Example 1

Senator Crock is a known misogynist. Recently, he wrote that women are less intelligent and capable than men. Last week, he stated in an interview that he would never trust a female doctor to treat him, “even if I were in my deathbed," he said.

The last two sentences are examples of what a misogynist would say, thus clarifying the meaing of “misogynist.”

Example 2

Children exhibiting secure attachment are confident when they talk to people around them. If their parents leave, they do not feel insecure; rather, they play by themselves or get other adults around them to talk to or play with them as they know that their parents will return.

The entire paragraph gives examples of behaviors that indicate “secure attachment” so the readers what the term means in psychology.

Example 3

Although Kenny was very ill in the hospital, he still had a cheerful disposition. He always welcomed visitors with a broad smile and a warm “it’s so good to see you!”

The examples of Kenny’s good disposition during his illness clarify what “disposition” means in this context.

Definitions, Explanations, and Examples

Of course, writers can combine all of these clues. You may see a new word followed by a definition and an example. The writer is trying to be thorough because the understanding the concept is that important in the text.

Combining Definition and Example Context Clues

Verbs such as “see” (someone), “break” (something), and “give” (something to someone) are called transitive verbs as they can take an object. Intransitive verbs do not take an object, for example, “arrive,” “sit,” or “travel.”

In the above sentences, transitive and intransitive verbs are defined (verbs that take an object and do not take an object), and the examples clarify their definitions. There is certainly no need to look up “transitive” or “intransitive” in the dictionary.

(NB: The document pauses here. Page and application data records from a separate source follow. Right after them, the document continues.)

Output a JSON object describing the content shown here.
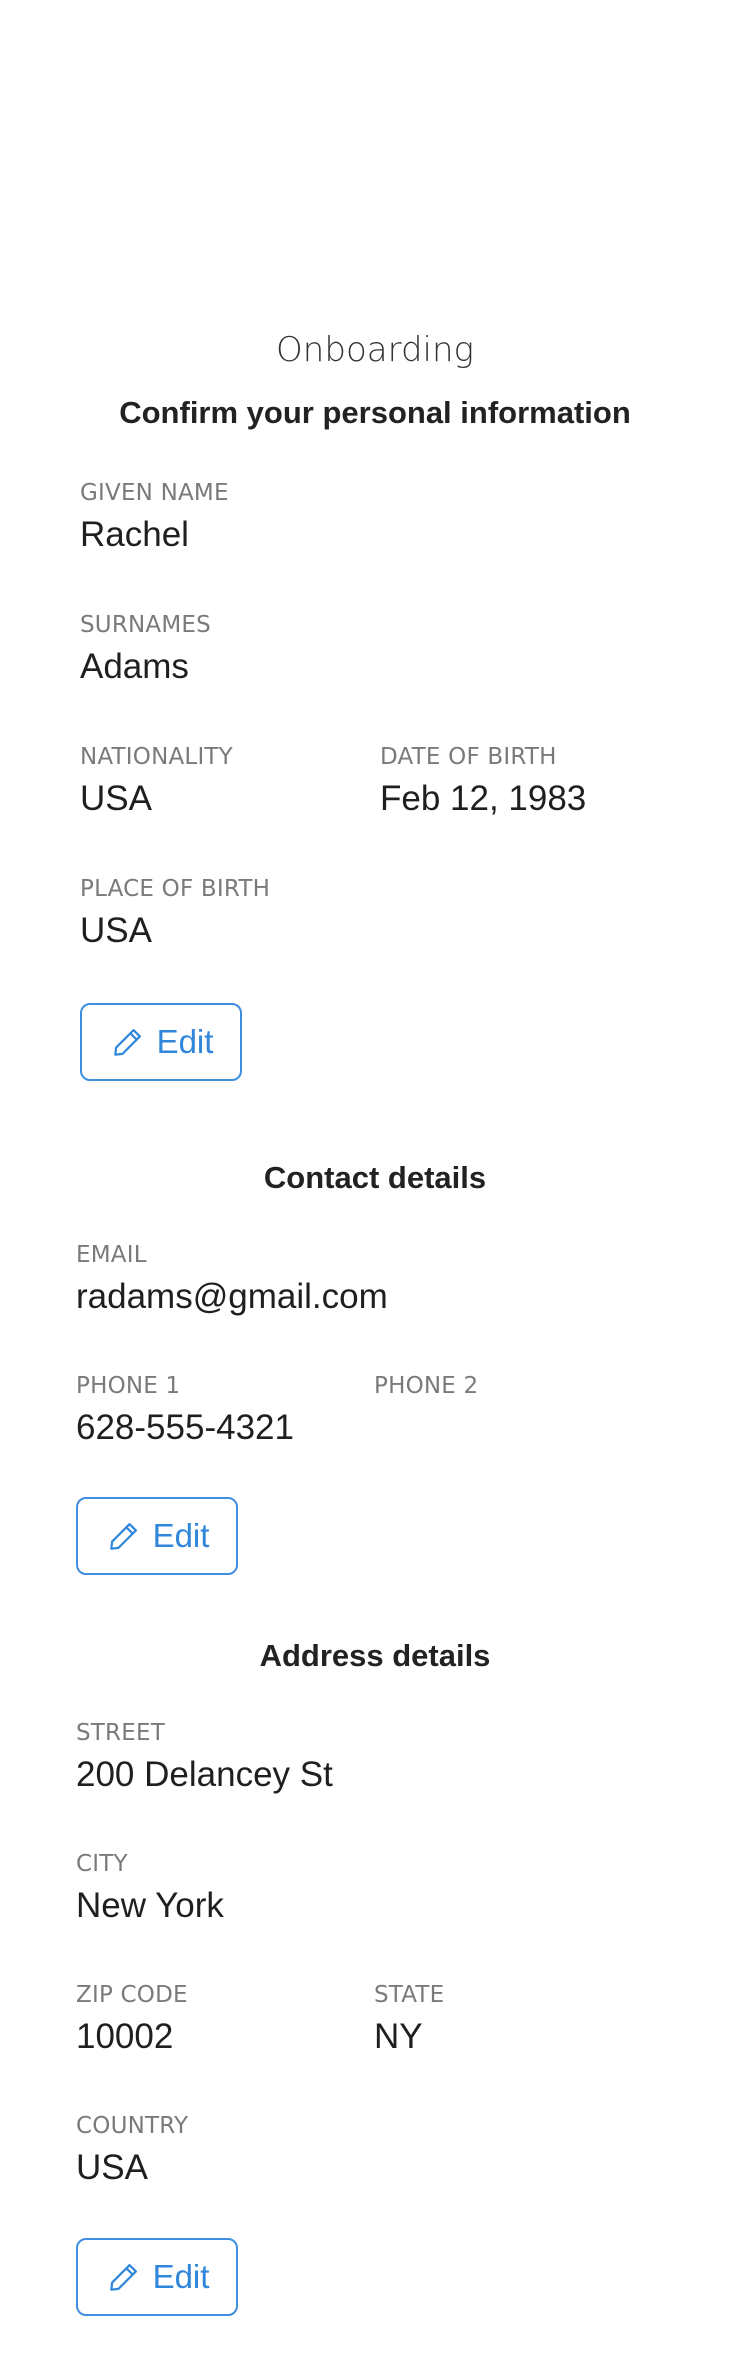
{
  "header": {
    "title": "Onboarding"
  },
  "personal": {
    "title": "Confirm your personal information",
    "given_name": {
      "label": "GIVEN NAME",
      "value": "Rachel"
    },
    "surnames": {
      "label": "SURNAMES",
      "value": "Adams"
    },
    "nationality": {
      "label": "NATIONALITY",
      "value": "USA"
    },
    "date_of_birth": {
      "label": "DATE OF BIRTH",
      "value": "Feb 12, 1983"
    },
    "place_of_birth": {
      "label": "PLACE OF BIRTH",
      "value": "USA"
    },
    "edit_label": "Edit"
  },
  "contact": {
    "title": "Contact details",
    "email": {
      "label": "EMAIL",
      "value": "radams@gmail.com"
    },
    "phone1": {
      "label": "PHONE 1",
      "value": "628-555-4321"
    },
    "phone2": {
      "label": "PHONE 2",
      "value": ""
    },
    "edit_label": "Edit"
  },
  "address": {
    "title": "Address details",
    "street": {
      "label": "STREET",
      "value": "200 Delancey St"
    },
    "city": {
      "label": "CITY",
      "value": "New York"
    },
    "zip": {
      "label": "ZIP CODE",
      "value": "10002"
    },
    "state": {
      "label": "STATE",
      "value": "NY"
    },
    "country": {
      "label": "COUNTRY",
      "value": "USA"
    },
    "edit_label": "Edit"
  },
  "colors": {
    "accent": "#2f86da",
    "label": "#7a7a7a",
    "text": "#1f1f1f"
  },
  "icons": {
    "edit": "pencil-icon"
  }
}
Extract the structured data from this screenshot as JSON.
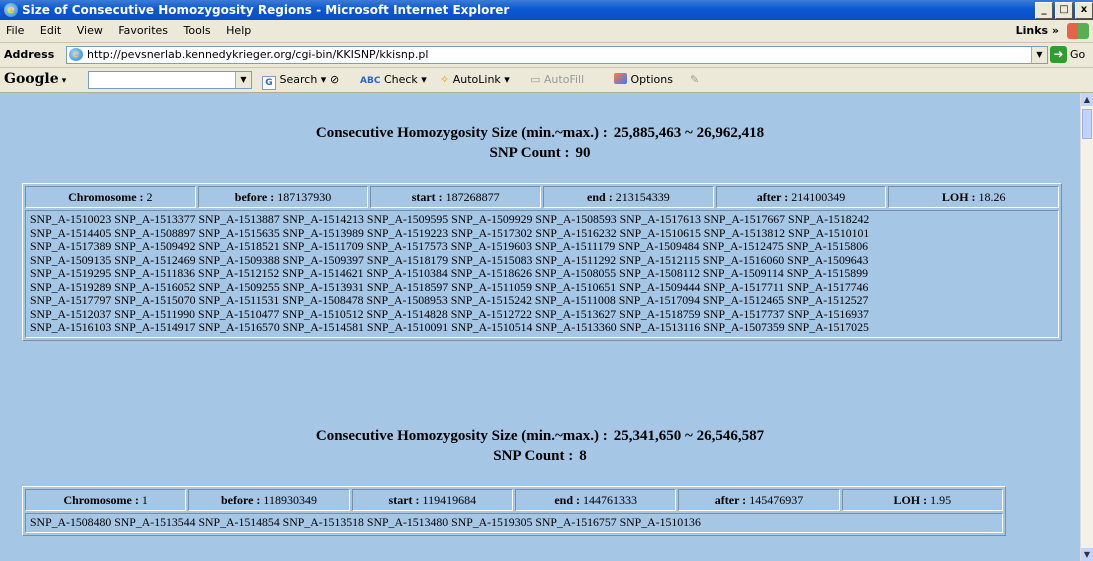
{
  "window": {
    "title": "Size of Consecutive Homozygosity Regions - Microsoft Internet Explorer"
  },
  "menu": {
    "items": [
      "File",
      "Edit",
      "View",
      "Favorites",
      "Tools",
      "Help"
    ],
    "links_label": "Links"
  },
  "address": {
    "label": "Address",
    "url": "http://pevsnerlab.kennedykrieger.org/cgi-bin/KKISNP/kkisnp.pl",
    "go_label": "Go"
  },
  "google_toolbar": {
    "logo": "Google",
    "search_label": "Search",
    "check_label": "Check",
    "autolink_label": "AutoLink",
    "autofill_label": "AutoFill",
    "options_label": "Options"
  },
  "sections": [
    {
      "size_label": "Consecutive Homozygosity Size (min.~max.) :",
      "size_value": "25,885,463 ~ 26,962,418",
      "count_label": "SNP Count :",
      "count_value": "90",
      "cells": [
        {
          "label": "Chromosome :",
          "value": "2"
        },
        {
          "label": "before :",
          "value": "187137930"
        },
        {
          "label": "start :",
          "value": "187268877"
        },
        {
          "label": "end :",
          "value": "213154339"
        },
        {
          "label": "after :",
          "value": "214100349"
        },
        {
          "label": "LOH :",
          "value": "18.26"
        }
      ],
      "snp_lines": [
        "SNP_A-1510023 SNP_A-1513377 SNP_A-1513887 SNP_A-1514213 SNP_A-1509595 SNP_A-1509929 SNP_A-1508593 SNP_A-1517613 SNP_A-1517667 SNP_A-1518242",
        "SNP_A-1514405 SNP_A-1508897 SNP_A-1515635 SNP_A-1513989 SNP_A-1519223 SNP_A-1517302 SNP_A-1516232 SNP_A-1510615 SNP_A-1513812 SNP_A-1510101",
        "SNP_A-1517389 SNP_A-1509492 SNP_A-1518521 SNP_A-1511709 SNP_A-1517573 SNP_A-1519603 SNP_A-1511179 SNP_A-1509484 SNP_A-1512475 SNP_A-1515806",
        "SNP_A-1509135 SNP_A-1512469 SNP_A-1509388 SNP_A-1509397 SNP_A-1518179 SNP_A-1515083 SNP_A-1511292 SNP_A-1512115 SNP_A-1516060 SNP_A-1509643",
        "SNP_A-1519295 SNP_A-1511836 SNP_A-1512152 SNP_A-1514621 SNP_A-1510384 SNP_A-1518626 SNP_A-1508055 SNP_A-1508112 SNP_A-1509114 SNP_A-1515899",
        "SNP_A-1519289 SNP_A-1516052 SNP_A-1509255 SNP_A-1513931 SNP_A-1518597 SNP_A-1511059 SNP_A-1510651 SNP_A-1509444 SNP_A-1517711 SNP_A-1517746",
        "SNP_A-1517797 SNP_A-1515070 SNP_A-1511531 SNP_A-1508478 SNP_A-1508953 SNP_A-1515242 SNP_A-1511008 SNP_A-1517094 SNP_A-1512465 SNP_A-1512527",
        "SNP_A-1512037 SNP_A-1511990 SNP_A-1510477 SNP_A-1510512 SNP_A-1514828 SNP_A-1512722 SNP_A-1513627 SNP_A-1518759 SNP_A-1517737 SNP_A-1516937",
        "SNP_A-1516103 SNP_A-1514917 SNP_A-1516570 SNP_A-1514581 SNP_A-1510091 SNP_A-1510514 SNP_A-1513360 SNP_A-1513116 SNP_A-1507359 SNP_A-1517025"
      ]
    },
    {
      "size_label": "Consecutive Homozygosity Size (min.~max.) :",
      "size_value": "25,341,650 ~ 26,546,587",
      "count_label": "SNP Count :",
      "count_value": "8",
      "cells": [
        {
          "label": "Chromosome :",
          "value": "1"
        },
        {
          "label": "before :",
          "value": "118930349"
        },
        {
          "label": "start :",
          "value": "119419684"
        },
        {
          "label": "end :",
          "value": "144761333"
        },
        {
          "label": "after :",
          "value": "145476937"
        },
        {
          "label": "LOH :",
          "value": "1.95"
        }
      ],
      "snp_lines": [
        "SNP_A-1508480 SNP_A-1513544 SNP_A-1514854 SNP_A-1513518 SNP_A-1513480 SNP_A-1519305 SNP_A-1516757 SNP_A-1510136"
      ]
    }
  ]
}
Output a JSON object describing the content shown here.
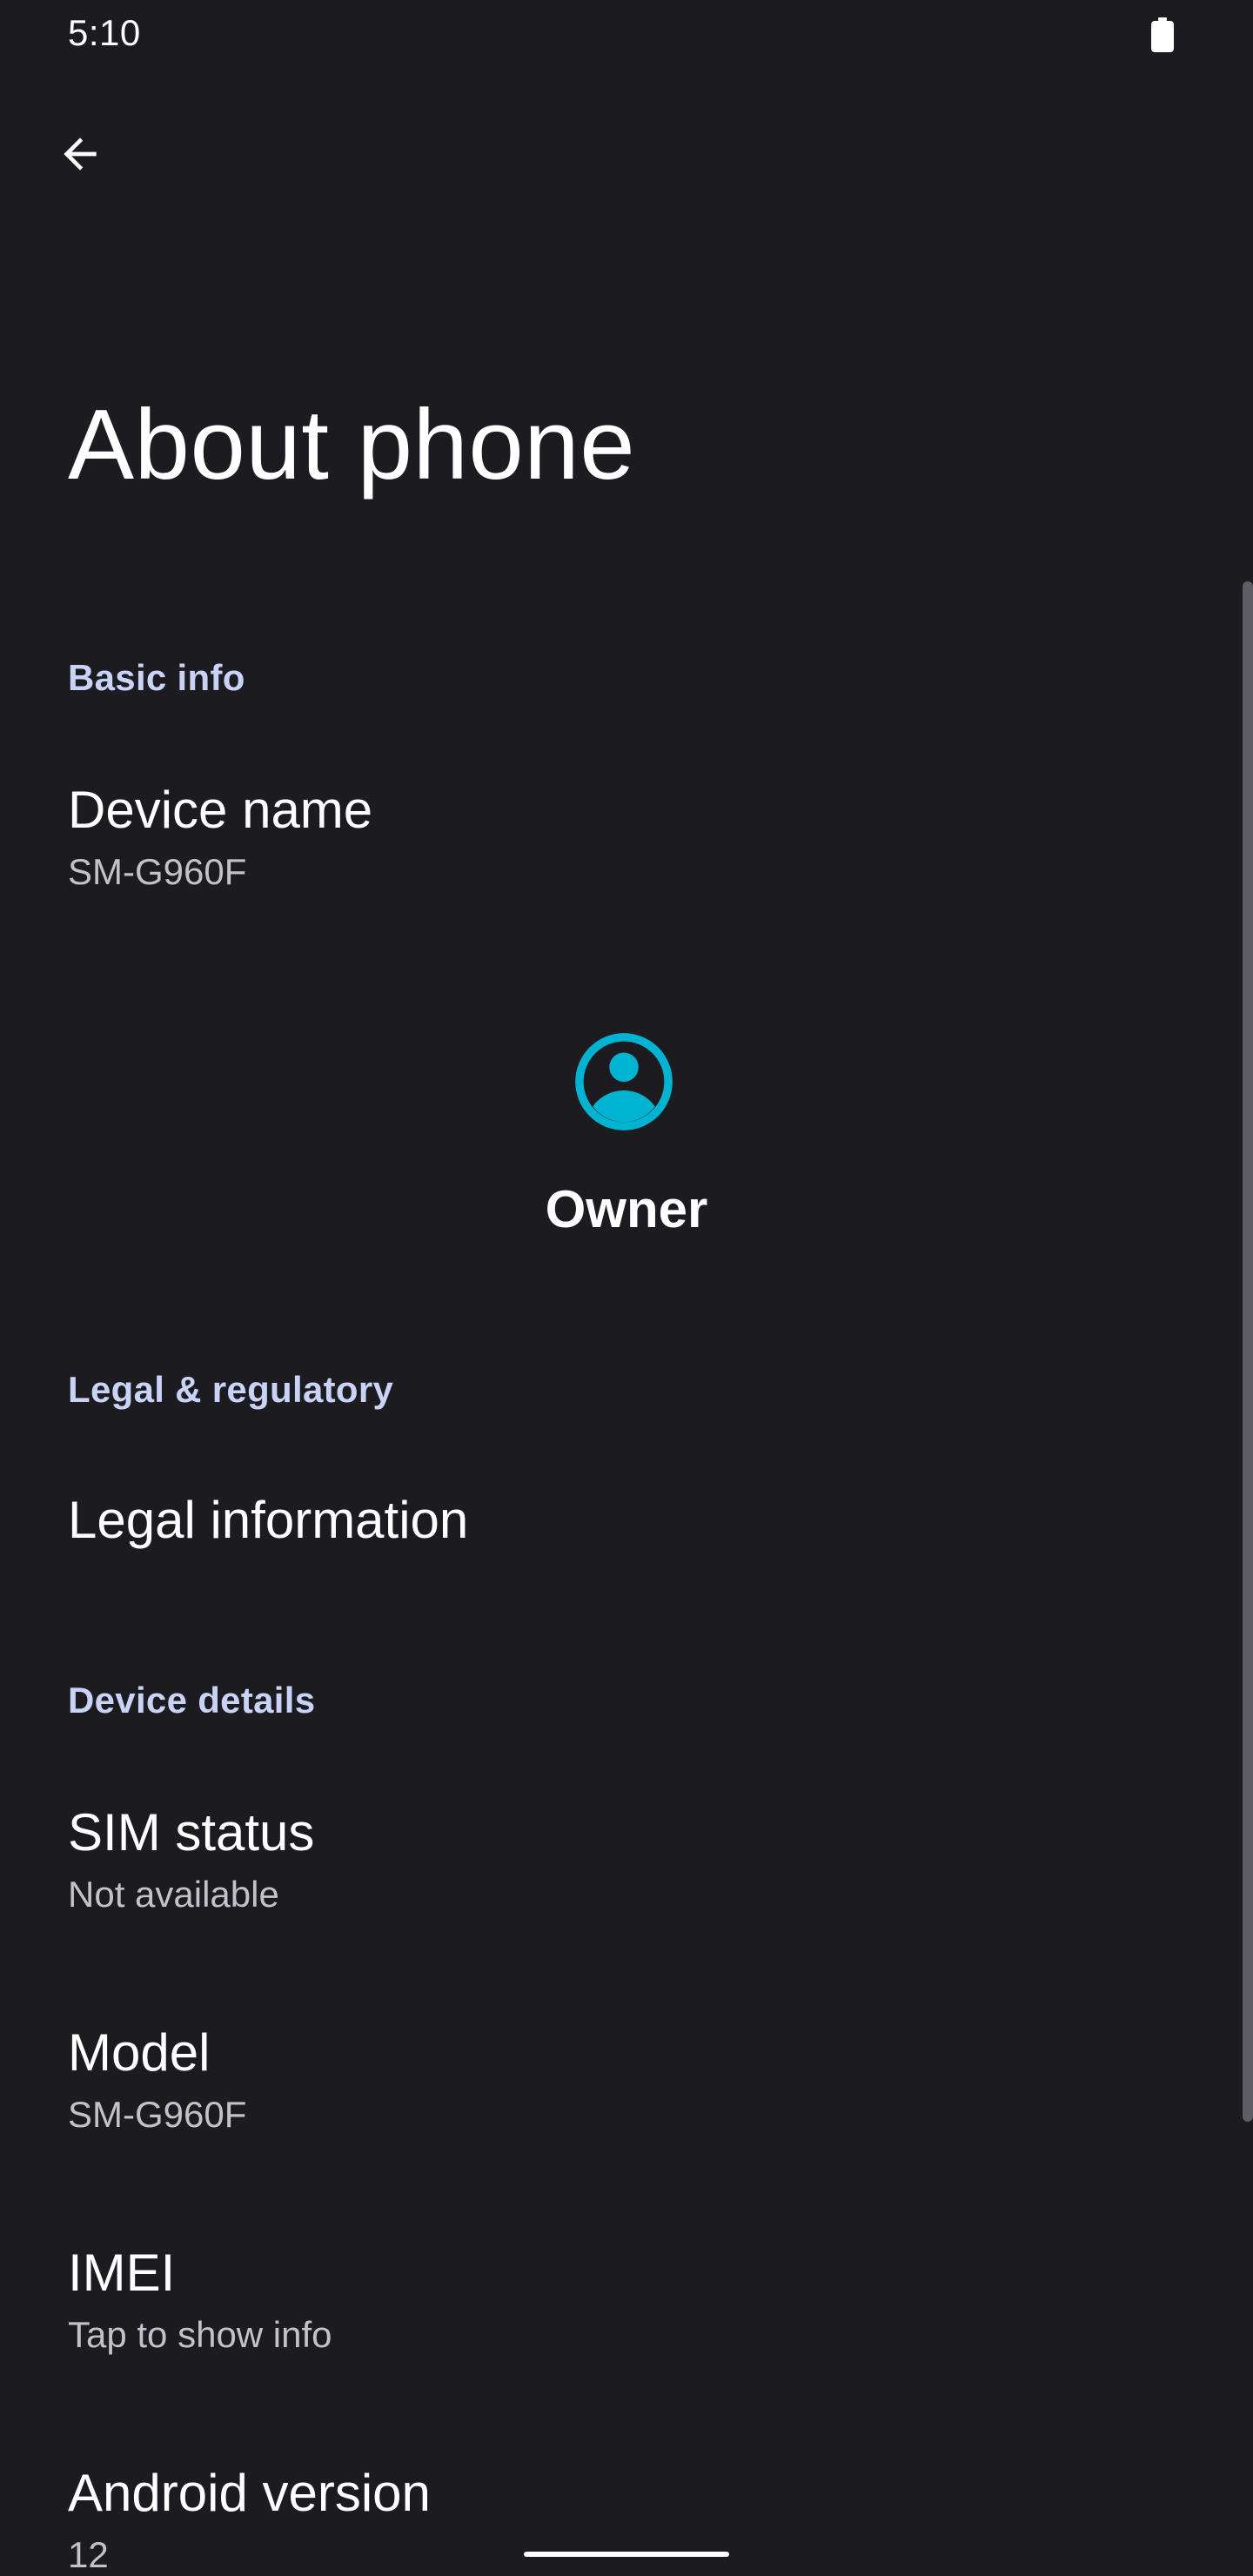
{
  "status_bar": {
    "time": "5:10",
    "battery_icon": "battery-full-icon"
  },
  "toolbar": {
    "back_icon": "arrow-back-icon"
  },
  "page_title": "About phone",
  "sections": {
    "basic_info": {
      "header": "Basic info",
      "device_name": {
        "title": "Device name",
        "summary": "SM-G960F"
      }
    },
    "owner": {
      "icon": "account-circle-icon",
      "name": "Owner",
      "accent_color": "#00b3d1"
    },
    "legal": {
      "header": "Legal & regulatory",
      "legal_information": {
        "title": "Legal information"
      }
    },
    "device_details": {
      "header": "Device details",
      "sim_status": {
        "title": "SIM status",
        "summary": "Not available"
      },
      "model": {
        "title": "Model",
        "summary": "SM-G960F"
      },
      "imei": {
        "title": "IMEI",
        "summary": "Tap to show info"
      },
      "android_version": {
        "title": "Android version",
        "summary": "12"
      }
    }
  },
  "colors": {
    "background": "#1c1b20",
    "section_header": "#c9d3f5",
    "primary_text": "#ffffff",
    "secondary_text": "#c4c2c9"
  }
}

What If the Definition or Example Is Not Enough?

Sometimes you may feel that the writer has not provided clear enough definitions or examples. Of course, you can always look those terms up. However, it is recommended you should do so after you have finished reading—unless you really cannot understand what you are reading. This way, you do not interrupt your reading and you can focus on understanding the content.

If you do look terms up, be aware that the writer’s definition may be different from the dictionary definition. To understand the text, you must go with the definition in the text.

Up Next: Using the General Sense, Experience, and Inference as Context Clues

Go to the next lesson to learn about other context clues.